- Government should form public-private partnerships with experienced and reliable firms who have dealt with cybersecurity on a huge scale. While not compromising on performance, the government will safely gain balance as the program will continue to run and its security will be kept under the protection of reliable security.
- Cybersecurity should be regulated in a centralized manner and the digital platforms should be regarded as critical infrastructure which will help in making the process hassle-free and collectively-effective for the policymakers.
- The cybersecurity providers, who are working with the government under the Digital India program, should be provided with enough funding to prevent the cyberattack in real time and build a security network from high-end technology.

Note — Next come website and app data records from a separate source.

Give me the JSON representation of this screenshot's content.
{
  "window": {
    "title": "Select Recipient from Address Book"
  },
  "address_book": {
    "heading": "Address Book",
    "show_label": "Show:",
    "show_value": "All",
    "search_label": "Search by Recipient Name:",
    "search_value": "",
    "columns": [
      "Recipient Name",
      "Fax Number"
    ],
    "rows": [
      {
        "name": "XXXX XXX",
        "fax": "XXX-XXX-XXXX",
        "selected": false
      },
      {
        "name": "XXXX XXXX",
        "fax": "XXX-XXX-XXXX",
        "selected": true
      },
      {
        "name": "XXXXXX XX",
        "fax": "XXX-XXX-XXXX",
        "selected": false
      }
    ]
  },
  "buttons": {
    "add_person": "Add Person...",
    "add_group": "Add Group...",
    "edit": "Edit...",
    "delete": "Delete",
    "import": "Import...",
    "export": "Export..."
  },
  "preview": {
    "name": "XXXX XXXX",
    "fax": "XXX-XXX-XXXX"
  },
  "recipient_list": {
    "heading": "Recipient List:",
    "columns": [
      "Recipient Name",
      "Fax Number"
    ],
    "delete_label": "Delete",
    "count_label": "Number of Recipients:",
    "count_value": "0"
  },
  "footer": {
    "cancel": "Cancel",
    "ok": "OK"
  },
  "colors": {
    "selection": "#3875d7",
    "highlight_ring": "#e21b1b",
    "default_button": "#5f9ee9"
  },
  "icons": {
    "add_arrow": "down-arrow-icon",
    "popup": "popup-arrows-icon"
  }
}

- Provide funding, under the Digital India Program, to the researchers to study the latest developments in the digital world and offer advancements and fixes to the country’s digital infrastructure.
- Officially formulate right to data privacy act which will give individuals and businesses the chance to legally own their information, being regulated online. It will count as leverage during any potential trial.
- Bringing forward a strong legal support system that will specialize in dealing with cybercrime related cases is a dire need of Digital India. Government should establish such a support system under its own supervision which will later reach out to private law firms and extend the practice.
- Educating the citizens on the usage of online system safely is also something that the government should work on. Many cyber related crimes occur when the users are not aware of the links that can cause them harm. Thus, teaching about cyberspace and how to keep their data secure online should be formally introduced into the national curriculum.
India has the seventh largest economy in the world and with that, it aims to digitalize its state’s system and empower its citizens with a future that regulates around a digital infrastructure. Such ambitions come with their certain risks and the question they trigger is that is India capable enough to deal with the potential risks or is it just looking at the pretty side of a big picture? Only time will tell.